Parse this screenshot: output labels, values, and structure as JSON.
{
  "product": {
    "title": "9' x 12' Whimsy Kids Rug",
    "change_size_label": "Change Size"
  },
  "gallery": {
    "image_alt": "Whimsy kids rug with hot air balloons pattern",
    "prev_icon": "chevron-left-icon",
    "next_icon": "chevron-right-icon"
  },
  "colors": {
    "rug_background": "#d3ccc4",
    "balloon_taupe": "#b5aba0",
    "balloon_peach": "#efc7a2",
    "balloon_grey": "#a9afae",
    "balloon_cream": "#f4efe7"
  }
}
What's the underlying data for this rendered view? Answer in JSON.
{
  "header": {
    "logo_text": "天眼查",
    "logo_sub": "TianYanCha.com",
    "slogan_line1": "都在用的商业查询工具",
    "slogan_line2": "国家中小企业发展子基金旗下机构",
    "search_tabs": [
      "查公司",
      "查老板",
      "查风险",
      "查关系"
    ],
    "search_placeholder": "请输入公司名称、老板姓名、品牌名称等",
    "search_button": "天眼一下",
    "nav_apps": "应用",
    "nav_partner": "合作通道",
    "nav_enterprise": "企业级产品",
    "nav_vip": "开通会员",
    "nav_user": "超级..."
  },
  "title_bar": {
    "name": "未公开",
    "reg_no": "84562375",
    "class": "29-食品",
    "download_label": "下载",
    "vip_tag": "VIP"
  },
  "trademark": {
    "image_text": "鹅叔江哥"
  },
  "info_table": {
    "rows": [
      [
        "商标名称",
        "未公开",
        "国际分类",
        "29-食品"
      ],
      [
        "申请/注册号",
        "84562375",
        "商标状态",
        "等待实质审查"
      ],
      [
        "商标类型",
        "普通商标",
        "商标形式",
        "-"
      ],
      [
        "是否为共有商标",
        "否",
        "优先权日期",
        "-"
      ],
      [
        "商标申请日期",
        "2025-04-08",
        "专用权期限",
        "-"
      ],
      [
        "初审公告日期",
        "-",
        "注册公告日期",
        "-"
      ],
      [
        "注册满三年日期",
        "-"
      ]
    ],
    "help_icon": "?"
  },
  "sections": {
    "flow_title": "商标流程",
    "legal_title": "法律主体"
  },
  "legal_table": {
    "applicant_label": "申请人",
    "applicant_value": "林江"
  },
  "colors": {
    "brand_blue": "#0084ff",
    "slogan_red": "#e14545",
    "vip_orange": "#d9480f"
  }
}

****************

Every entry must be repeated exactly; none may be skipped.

* [Exercise answer]:
Parse this screenshot: output labels, values, and structure as JSON.
{
  "product": {
    "title": "9' x 12' Whimsy Kids Rug",
    "change_size_label": "Change Size"
  },
  "gallery": {
    "image_alt": "Whimsy kids rug with hot air balloons pattern",
    "prev_icon": "chevron-left-icon",
    "next_icon": "chevron-right-icon"
  },
  "colors": {
    "rug_background": "#d3ccc4",
    "balloon_taupe": "#b5aba0",
    "balloon_peach": "#efc7a2",
    "balloon_grey": "#a9afae",
    "balloon_cream": "#f4efe7"
  }
}
What's the underlying data for this rendered view? Answer in JSON.
{
  "header": {
    "logo_text": "天眼查",
    "logo_sub": "TianYanCha.com",
    "slogan_line1": "都在用的商业查询工具",
    "slogan_line2": "国家中小企业发展子基金旗下机构",
    "search_tabs": [
      "查公司",
      "查老板",
      "查风险",
      "查关系"
    ],
    "search_placeholder": "请输入公司名称、老板姓名、品牌名称等",
    "search_button": "天眼一下",
    "nav_apps": "应用",
    "nav_partner": "合作通道",
    "nav_enterprise": "企业级产品",
    "nav_vip": "开通会员",
    "nav_user": "超级..."
  },
  "title_bar": {
    "name": "未公开",
    "reg_no": "84562375",
    "class": "29-食品",
    "download_label": "下载",
    "vip_tag": "VIP"
  },
  "trademark": {
    "image_text": "鹅叔江哥"
  },
  "info_table": {
    "rows": [
      [
        "商标名称",
        "未公开",
        "国际分类",
        "29-食品"
      ],
      [
        "申请/注册号",
        "84562375",
        "商标状态",
        "等待实质审查"
      ],
      [
        "商标类型",
        "普通商标",
        "商标形式",
        "-"
      ],
      [
        "是否为共有商标",
        "否",
        "优先权日期",
        "-"
      ],
      [
        "商标申请日期",
        "2025-04-08",
        "专用权期限",
        "-"
      ],
      [
        "初审公告日期",
        "-",
        "注册公告日期",
        "-"
      ],
      [
        "注册满三年日期",
        "-"
      ]
    ],
    "help_icon": "?"
  },
  "sections": {
    "flow_title": "商标流程",
    "legal_title": "法律主体"
  },
  "legal_table": {
    "applicant_label": "申请人",
    "applicant_value": "林江"
  },
  "colors": {
    "brand_blue": "#0084ff",
    "slogan_red": "#e14545",
    "vip_orange": "#d9480f"
  }
}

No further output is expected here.